    Edit rates for a project like CZ–What is a healthy rate? What effect would sessional or seasonal demands have on input that is clearly delineated on the CZ? The greater the number of serious academics involved would mean that their own schedules are more demanding at various times of the year–this will drop the rate of editing. The better the quality of authoring and editing will also reduce the amount of editing. The use of discussion before making editorial changes is much more pronounced in CZ than in WP where vast changes may completely alter entire articles overnigh: Editing on CZ is judged by quality and mere quantity. The greatly decreased amount of vandalism, given the barriers to vandals CZ has put in place, will also decrease the needed amount of editing. There are a host of reasons why the editing rate at CZ will be much lower than WP. Good and constructive reasons.

    As for a mutually beneficial relationship with WP, it is important to understand that many CZ authors would not be part of the WP given its lack of quality control and its open-door policy leaving it vulnerable to absolutely anyone who has no desire to provide constructive input. The comparison between WP and CZ is like comparing a horde of pastoral marauders to a well fortified city. They are very different cultures in many ways.

    Thomas Simmons

  11. (Fixed typos)

    I see Tom’s underlying point of contrasting WP and CZ through use of the rhetorical devise of referencing two polar opposites, “a horde of pastoral marauders” and “a well fortified city”, but let me suggest an accurately down-to-earth comparison.
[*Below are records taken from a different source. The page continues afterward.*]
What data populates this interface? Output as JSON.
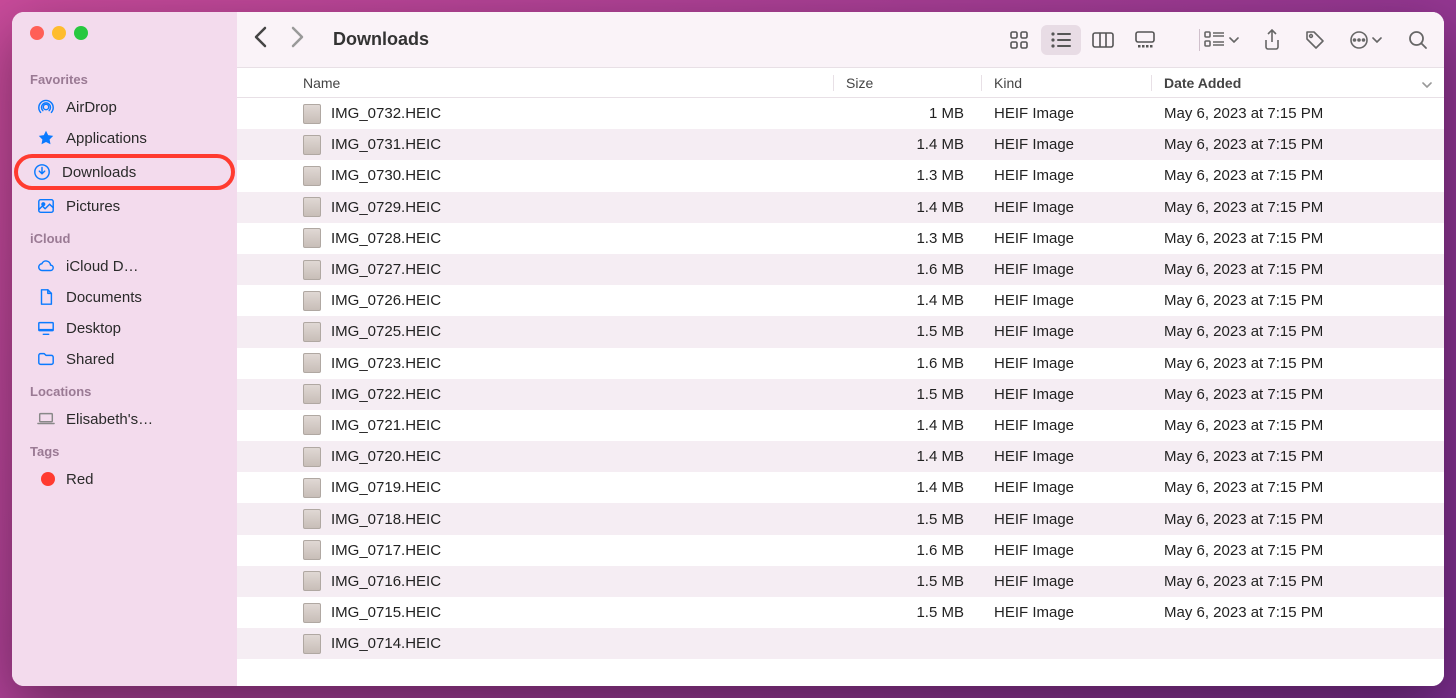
{
  "sidebar": {
    "sections": [
      {
        "title": "Favorites",
        "items": [
          {
            "label": "AirDrop",
            "icon": "airdrop"
          },
          {
            "label": "Applications",
            "icon": "applications"
          },
          {
            "label": "Downloads",
            "icon": "downloads",
            "highlighted": true
          },
          {
            "label": "Pictures",
            "icon": "pictures"
          }
        ]
      },
      {
        "title": "iCloud",
        "items": [
          {
            "label": "iCloud D…",
            "icon": "cloud"
          },
          {
            "label": "Documents",
            "icon": "documents"
          },
          {
            "label": "Desktop",
            "icon": "desktop"
          },
          {
            "label": "Shared",
            "icon": "shared"
          }
        ]
      },
      {
        "title": "Locations",
        "items": [
          {
            "label": "Elisabeth's…",
            "icon": "laptop"
          }
        ]
      },
      {
        "title": "Tags",
        "items": [
          {
            "label": "Red",
            "icon": "tag-red"
          }
        ]
      }
    ]
  },
  "toolbar": {
    "title": "Downloads"
  },
  "columns": {
    "name": "Name",
    "size": "Size",
    "kind": "Kind",
    "date": "Date Added"
  },
  "files": [
    {
      "name": "IMG_0732.HEIC",
      "size": "1 MB",
      "kind": "HEIF Image",
      "date": "May 6, 2023 at 7:15 PM"
    },
    {
      "name": "IMG_0731.HEIC",
      "size": "1.4 MB",
      "kind": "HEIF Image",
      "date": "May 6, 2023 at 7:15 PM"
    },
    {
      "name": "IMG_0730.HEIC",
      "size": "1.3 MB",
      "kind": "HEIF Image",
      "date": "May 6, 2023 at 7:15 PM"
    },
    {
      "name": "IMG_0729.HEIC",
      "size": "1.4 MB",
      "kind": "HEIF Image",
      "date": "May 6, 2023 at 7:15 PM"
    },
    {
      "name": "IMG_0728.HEIC",
      "size": "1.3 MB",
      "kind": "HEIF Image",
      "date": "May 6, 2023 at 7:15 PM"
    },
    {
      "name": "IMG_0727.HEIC",
      "size": "1.6 MB",
      "kind": "HEIF Image",
      "date": "May 6, 2023 at 7:15 PM"
    },
    {
      "name": "IMG_0726.HEIC",
      "size": "1.4 MB",
      "kind": "HEIF Image",
      "date": "May 6, 2023 at 7:15 PM"
    },
    {
      "name": "IMG_0725.HEIC",
      "size": "1.5 MB",
      "kind": "HEIF Image",
      "date": "May 6, 2023 at 7:15 PM"
    },
    {
      "name": "IMG_0723.HEIC",
      "size": "1.6 MB",
      "kind": "HEIF Image",
      "date": "May 6, 2023 at 7:15 PM"
    },
    {
      "name": "IMG_0722.HEIC",
      "size": "1.5 MB",
      "kind": "HEIF Image",
      "date": "May 6, 2023 at 7:15 PM"
    },
    {
      "name": "IMG_0721.HEIC",
      "size": "1.4 MB",
      "kind": "HEIF Image",
      "date": "May 6, 2023 at 7:15 PM"
    },
    {
      "name": "IMG_0720.HEIC",
      "size": "1.4 MB",
      "kind": "HEIF Image",
      "date": "May 6, 2023 at 7:15 PM"
    },
    {
      "name": "IMG_0719.HEIC",
      "size": "1.4 MB",
      "kind": "HEIF Image",
      "date": "May 6, 2023 at 7:15 PM"
    },
    {
      "name": "IMG_0718.HEIC",
      "size": "1.5 MB",
      "kind": "HEIF Image",
      "date": "May 6, 2023 at 7:15 PM"
    },
    {
      "name": "IMG_0717.HEIC",
      "size": "1.6 MB",
      "kind": "HEIF Image",
      "date": "May 6, 2023 at 7:15 PM"
    },
    {
      "name": "IMG_0716.HEIC",
      "size": "1.5 MB",
      "kind": "HEIF Image",
      "date": "May 6, 2023 at 7:15 PM"
    },
    {
      "name": "IMG_0715.HEIC",
      "size": "1.5 MB",
      "kind": "HEIF Image",
      "date": "May 6, 2023 at 7:15 PM"
    },
    {
      "name": "IMG_0714.HEIC",
      "size": "",
      "kind": "",
      "date": ""
    }
  ]
}
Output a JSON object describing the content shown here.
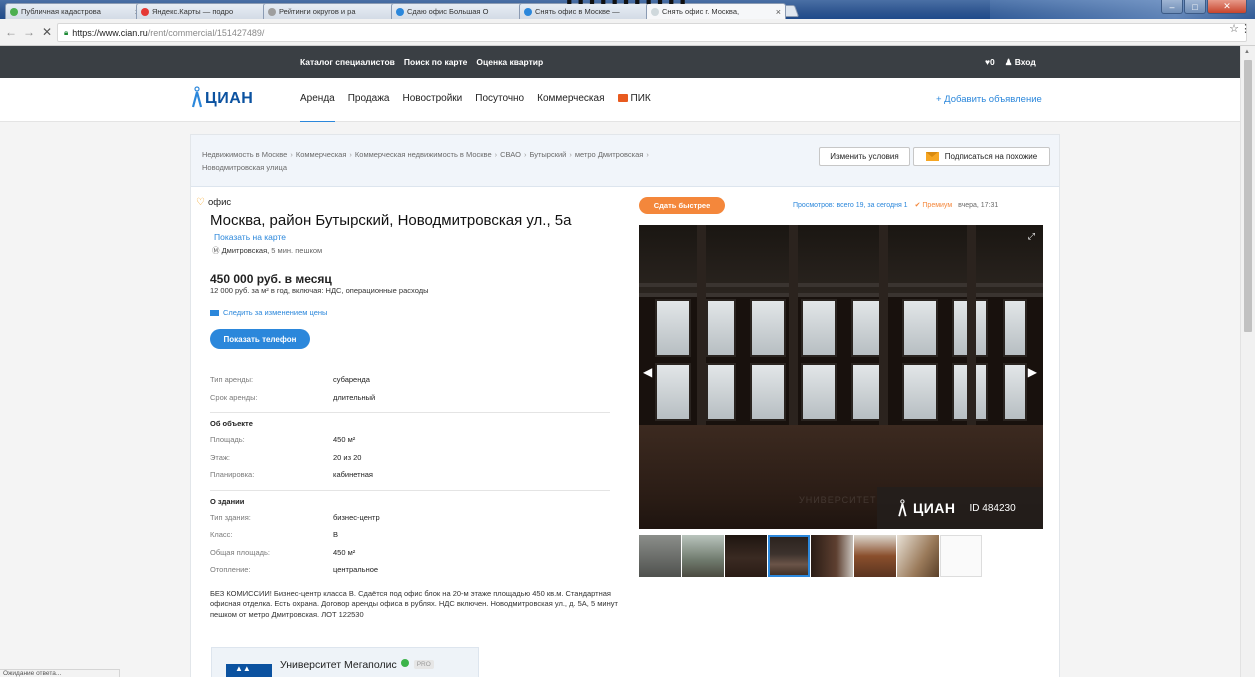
{
  "watermark": "...........",
  "browser": {
    "tabs": [
      {
        "title": "Публичная кадастрова",
        "color": "#4caf50"
      },
      {
        "title": "Яндекс.Карты — подро",
        "color": "#e53935"
      },
      {
        "title": "Рейтинги округов и ра",
        "color": "#9e9e9e"
      },
      {
        "title": "Сдаю офис Большая О",
        "color": "#2b87db"
      },
      {
        "title": "Снять офис в Москве —",
        "color": "#2b87db"
      },
      {
        "title": "Снять офис г. Москва,",
        "color": "#cfd8dc"
      }
    ],
    "url_host": "https://www.cian.ru",
    "url_path": "/rent/commercial/151427489/",
    "status_text": "Ожидание ответа..."
  },
  "topbar": {
    "links": [
      "Каталог специалистов",
      "Поиск по карте",
      "Оценка квартир"
    ],
    "favorites": "♥0",
    "login": "♟ Вход"
  },
  "nav": {
    "logo_text": "ЦИАН",
    "items": [
      "Аренда",
      "Продажа",
      "Новостройки",
      "Посуточно",
      "Коммерческая"
    ],
    "pik": "ПИК",
    "add_ad": "+ Добавить объявление"
  },
  "breadcrumbs": [
    "Недвижимость в Москве",
    "Коммерческая",
    "Коммерческая недвижимость в Москве",
    "СВАО",
    "Бутырский",
    "метро Дмитровская",
    "Новодмитровская улица"
  ],
  "actions": {
    "change": "Изменить условия",
    "subscribe": "Подписаться на похожие"
  },
  "listing": {
    "type": "офис",
    "address": "Москва, район Бутырский, Новодмитровская ул., 5а",
    "show_map": "Показать на карте",
    "metro_station": "Дмитровская,",
    "metro_walk": " 5 мин. пешком",
    "price": "450 000 руб. в месяц",
    "price_sub": "12 000 руб. за м² в год, включая: НДС, операционные расходы",
    "follow_price": "Следить за изменением цены",
    "show_phone": "Показать телефон",
    "rent": [
      {
        "k": "Тип аренды:",
        "v": "субаренда"
      },
      {
        "k": "Срок аренды:",
        "v": "длительный"
      }
    ],
    "object_title": "Об объекте",
    "object": [
      {
        "k": "Площадь:",
        "v": "450 м²"
      },
      {
        "k": "Этаж:",
        "v": "20 из 20"
      },
      {
        "k": "Планировка:",
        "v": "кабинетная"
      }
    ],
    "building_title": "О здании",
    "building": [
      {
        "k": "Тип здания:",
        "v": "бизнес-центр"
      },
      {
        "k": "Класс:",
        "v": "B"
      },
      {
        "k": "Общая площадь:",
        "v": "450 м²"
      },
      {
        "k": "Отопление:",
        "v": "центральное"
      }
    ],
    "description": "БЕЗ КОМИССИИ! Бизнес-центр класса В. Сдаётся под офис блок на 20-м этаже площадью 450 кв.м. Стандартная офисная отделка. Есть охрана. Договор аренды офиса в рублях. НДС включен. Новодмитровская ул., д. 5А, 5 минут пешком от метро Дмитровская. ЛОТ 122530",
    "agent_name": "Университет Мегаполис",
    "agent_pro": "PRO"
  },
  "media": {
    "rent_faster": "Сдать быстрее",
    "views": "Просмотров: всего 19, за сегодня 1",
    "premium": "Премиум",
    "published": "вчера, 17:31",
    "badge_logo": "ЦИАН",
    "badge_id": "ID 484230",
    "photo_watermark": "УНИВЕРСИТЕТ",
    "thumbs": [
      "#6b6b6b",
      "#7d8a7a",
      "#2a1e18",
      "#3a2e28",
      "#4a3028",
      "#6b3e28",
      "#8a6a48",
      "#f4f4f4"
    ]
  }
}
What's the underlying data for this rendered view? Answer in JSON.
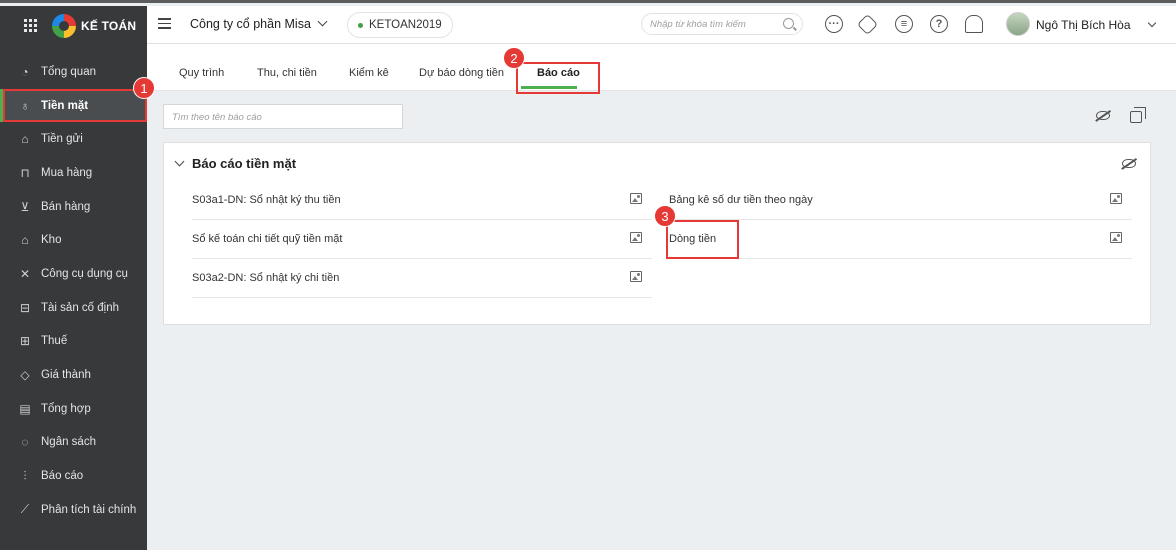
{
  "app": {
    "brand": "KẾ TOÁN"
  },
  "header": {
    "company": "Công ty cổ phần Misa",
    "database": "KETOAN2019",
    "search_placeholder": "Nhập từ khóa tìm kiếm",
    "user_name": "Ngô Thị Bích Hòa",
    "icons": [
      "more-icon",
      "gear-icon",
      "chat-icon",
      "help-icon",
      "bell-icon"
    ]
  },
  "sidebar": {
    "items": [
      {
        "label": "Tổng quan",
        "icon": "dashboard-icon"
      },
      {
        "label": "Tiền mặt",
        "icon": "money-bag-icon",
        "active": true
      },
      {
        "label": "Tiền gửi",
        "icon": "bank-icon"
      },
      {
        "label": "Mua hàng",
        "icon": "shopping-bag-icon"
      },
      {
        "label": "Bán hàng",
        "icon": "cart-icon"
      },
      {
        "label": "Kho",
        "icon": "warehouse-icon"
      },
      {
        "label": "Công cụ dụng cụ",
        "icon": "tools-icon"
      },
      {
        "label": "Tài sản cố định",
        "icon": "car-icon"
      },
      {
        "label": "Thuế",
        "icon": "tax-icon"
      },
      {
        "label": "Giá thành",
        "icon": "price-tag-icon"
      },
      {
        "label": "Tổng hợp",
        "icon": "book-icon"
      },
      {
        "label": "Ngân sách",
        "icon": "budget-icon"
      },
      {
        "label": "Báo cáo",
        "icon": "bar-chart-icon"
      },
      {
        "label": "Phân tích tài chính",
        "icon": "line-chart-icon"
      }
    ]
  },
  "tabs": [
    {
      "label": "Quy trình"
    },
    {
      "label": "Thu, chi tiền"
    },
    {
      "label": "Kiểm kê"
    },
    {
      "label": "Dự báo dòng tiền"
    },
    {
      "label": "Báo cáo",
      "active": true
    }
  ],
  "filter": {
    "placeholder": "Tìm theo tên báo cáo"
  },
  "panel": {
    "title": "Báo cáo tiền mặt",
    "left_reports": [
      "S03a1-DN: Sổ nhật ký thu tiền",
      "Sổ kế toán chi tiết quỹ tiền mặt",
      "S03a2-DN: Sổ nhật ký chi tiền"
    ],
    "right_reports": [
      "Bảng kê số dư tiền theo ngày",
      "Dòng tiền"
    ]
  },
  "annotations": {
    "badge1": "1",
    "badge2": "2",
    "badge3": "3"
  },
  "colors": {
    "sidebar_bg": "#37393b",
    "accent": "#4caf50",
    "highlight": "#e53935"
  }
}
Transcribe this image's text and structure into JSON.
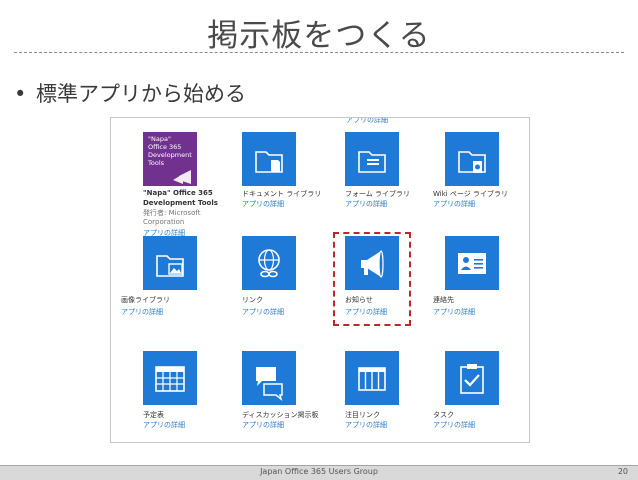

    WP is a like a large area of land, the control of which is subject to tribal, warring factions, who perpetrate various abuses upon various of the inhabitants of the land.

    CZ is like a modern democratic polity, and what that traditionally implies. It’s landmass is small now but can become massive because immigrants are invited and promised a better future.

  12. Thomas, in the article I do not compare Citizendium’s edit rate to Wikipedia’s (which would indeed be a very unfair comparison, if only because of the different ages of the projects and the volume of vandalism/reversion on Wikipedia). Citizendium’s level of activity has dropped considerably in each month since public launch, with no appreciable uptick with the end of most college class in May/June. That comes from Citizendium’s statistics page. From my own, admittedly imprecise observations, edit rates are falling a little bit more into July.

    Critical mass is subject to interpretation, but I would define critical mass as a community active enough to attract new users at a faster rate than established users fade out. It needn’t be exponential growth, but some sort of sustained growth in activity will be necessary if Citizendium is going to produce an appreciable amount of content. And reasonable breadth of content will be necessary to attract attention from readers. At the current rate of article creation (which has not risen over the last several months), it will take about 15 years to reach 65,000 articles (the size of Britannica).

    I think many Citizendium editors would agree that the project has not yet reached critical mass. As for “struggling”, that’s my interpretation, but I don’t think it’s too much of a stretch.

Comments are closed.